═══ Exercise material

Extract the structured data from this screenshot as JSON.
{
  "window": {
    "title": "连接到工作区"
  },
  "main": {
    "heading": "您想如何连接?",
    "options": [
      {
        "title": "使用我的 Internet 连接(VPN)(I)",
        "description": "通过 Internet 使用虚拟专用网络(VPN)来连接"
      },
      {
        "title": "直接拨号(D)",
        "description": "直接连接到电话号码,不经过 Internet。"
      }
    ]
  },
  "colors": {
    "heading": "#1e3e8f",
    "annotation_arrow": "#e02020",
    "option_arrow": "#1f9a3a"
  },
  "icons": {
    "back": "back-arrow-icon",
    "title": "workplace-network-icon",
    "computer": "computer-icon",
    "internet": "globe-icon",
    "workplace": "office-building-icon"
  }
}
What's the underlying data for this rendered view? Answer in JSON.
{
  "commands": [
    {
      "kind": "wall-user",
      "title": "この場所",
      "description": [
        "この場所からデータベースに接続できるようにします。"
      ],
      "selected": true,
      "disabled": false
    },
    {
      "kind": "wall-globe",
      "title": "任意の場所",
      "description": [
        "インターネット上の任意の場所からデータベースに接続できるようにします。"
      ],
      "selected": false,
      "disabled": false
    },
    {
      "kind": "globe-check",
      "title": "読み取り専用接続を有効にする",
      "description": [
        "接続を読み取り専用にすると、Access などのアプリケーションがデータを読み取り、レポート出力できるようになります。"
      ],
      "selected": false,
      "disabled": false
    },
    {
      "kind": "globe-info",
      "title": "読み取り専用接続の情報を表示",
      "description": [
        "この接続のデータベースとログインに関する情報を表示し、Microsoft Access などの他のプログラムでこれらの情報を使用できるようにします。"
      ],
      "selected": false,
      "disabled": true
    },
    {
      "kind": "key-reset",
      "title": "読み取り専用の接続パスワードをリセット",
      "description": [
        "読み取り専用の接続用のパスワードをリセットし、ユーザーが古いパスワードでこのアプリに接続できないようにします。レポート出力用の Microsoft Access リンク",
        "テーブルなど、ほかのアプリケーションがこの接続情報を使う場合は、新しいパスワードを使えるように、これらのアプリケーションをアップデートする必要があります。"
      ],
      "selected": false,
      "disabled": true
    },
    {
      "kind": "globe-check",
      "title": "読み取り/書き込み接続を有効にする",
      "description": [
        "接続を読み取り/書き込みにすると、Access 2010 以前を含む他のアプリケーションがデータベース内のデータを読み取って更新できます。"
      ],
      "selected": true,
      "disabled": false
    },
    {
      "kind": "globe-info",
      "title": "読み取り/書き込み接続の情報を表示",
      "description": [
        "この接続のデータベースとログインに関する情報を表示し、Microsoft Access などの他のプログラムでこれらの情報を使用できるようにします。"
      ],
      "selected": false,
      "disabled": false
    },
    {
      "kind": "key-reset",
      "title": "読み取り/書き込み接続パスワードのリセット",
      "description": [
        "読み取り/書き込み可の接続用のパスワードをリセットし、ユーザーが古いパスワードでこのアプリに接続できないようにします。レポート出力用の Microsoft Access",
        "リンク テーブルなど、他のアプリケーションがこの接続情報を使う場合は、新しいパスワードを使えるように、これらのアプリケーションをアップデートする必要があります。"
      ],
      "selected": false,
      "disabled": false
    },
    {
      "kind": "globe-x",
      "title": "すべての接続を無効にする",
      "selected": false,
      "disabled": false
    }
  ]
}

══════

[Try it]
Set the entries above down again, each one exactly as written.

[Solution below]
Extract the structured data from this screenshot as JSON.
{
  "window": {
    "title": "连接到工作区"
  },
  "main": {
    "heading": "您想如何连接?",
    "options": [
      {
        "title": "使用我的 Internet 连接(VPN)(I)",
        "description": "通过 Internet 使用虚拟专用网络(VPN)来连接"
      },
      {
        "title": "直接拨号(D)",
        "description": "直接连接到电话号码,不经过 Internet。"
      }
    ]
  },
  "colors": {
    "heading": "#1e3e8f",
    "annotation_arrow": "#e02020",
    "option_arrow": "#1f9a3a"
  },
  "icons": {
    "back": "back-arrow-icon",
    "title": "workplace-network-icon",
    "computer": "computer-icon",
    "internet": "globe-icon",
    "workplace": "office-building-icon"
  }
}
What's the underlying data for this rendered view? Answer in JSON.
{
  "commands": [
    {
      "kind": "wall-user",
      "title": "この場所",
      "description": [
        "この場所からデータベースに接続できるようにします。"
      ],
      "selected": true,
      "disabled": false
    },
    {
      "kind": "wall-globe",
      "title": "任意の場所",
      "description": [
        "インターネット上の任意の場所からデータベースに接続できるようにします。"
      ],
      "selected": false,
      "disabled": false
    },
    {
      "kind": "globe-check",
      "title": "読み取り専用接続を有効にする",
      "description": [
        "接続を読み取り専用にすると、Access などのアプリケーションがデータを読み取り、レポート出力できるようになります。"
      ],
      "selected": false,
      "disabled": false
    },
    {
      "kind": "globe-info",
      "title": "読み取り専用接続の情報を表示",
      "description": [
        "この接続のデータベースとログインに関する情報を表示し、Microsoft Access などの他のプログラムでこれらの情報を使用できるようにします。"
      ],
      "selected": false,
      "disabled": true
    },
    {
      "kind": "key-reset",
      "title": "読み取り専用の接続パスワードをリセット",
      "description": [
        "読み取り専用の接続用のパスワードをリセットし、ユーザーが古いパスワードでこのアプリに接続できないようにします。レポート出力用の Microsoft Access リンク",
        "テーブルなど、ほかのアプリケーションがこの接続情報を使う場合は、新しいパスワードを使えるように、これらのアプリケーションをアップデートする必要があります。"
      ],
      "selected": false,
      "disabled": true
    },
    {
      "kind": "globe-check",
      "title": "読み取り/書き込み接続を有効にする",
      "description": [
        "接続を読み取り/書き込みにすると、Access 2010 以前を含む他のアプリケーションがデータベース内のデータを読み取って更新できます。"
      ],
      "selected": true,
      "disabled": false
    },
    {
      "kind": "globe-info",
      "title": "読み取り/書き込み接続の情報を表示",
      "description": [
        "この接続のデータベースとログインに関する情報を表示し、Microsoft Access などの他のプログラムでこれらの情報を使用できるようにします。"
      ],
      "selected": false,
      "disabled": false
    },
    {
      "kind": "key-reset",
      "title": "読み取り/書き込み接続パスワードのリセット",
      "description": [
        "読み取り/書き込み可の接続用のパスワードをリセットし、ユーザーが古いパスワードでこのアプリに接続できないようにします。レポート出力用の Microsoft Access",
        "リンク テーブルなど、他のアプリケーションがこの接続情報を使う場合は、新しいパスワードを使えるように、これらのアプリケーションをアップデートする必要があります。"
      ],
      "selected": false,
      "disabled": false
    },
    {
      "kind": "globe-x",
      "title": "すべての接続を無効にする",
      "selected": false,
      "disabled": false
    }
  ]
}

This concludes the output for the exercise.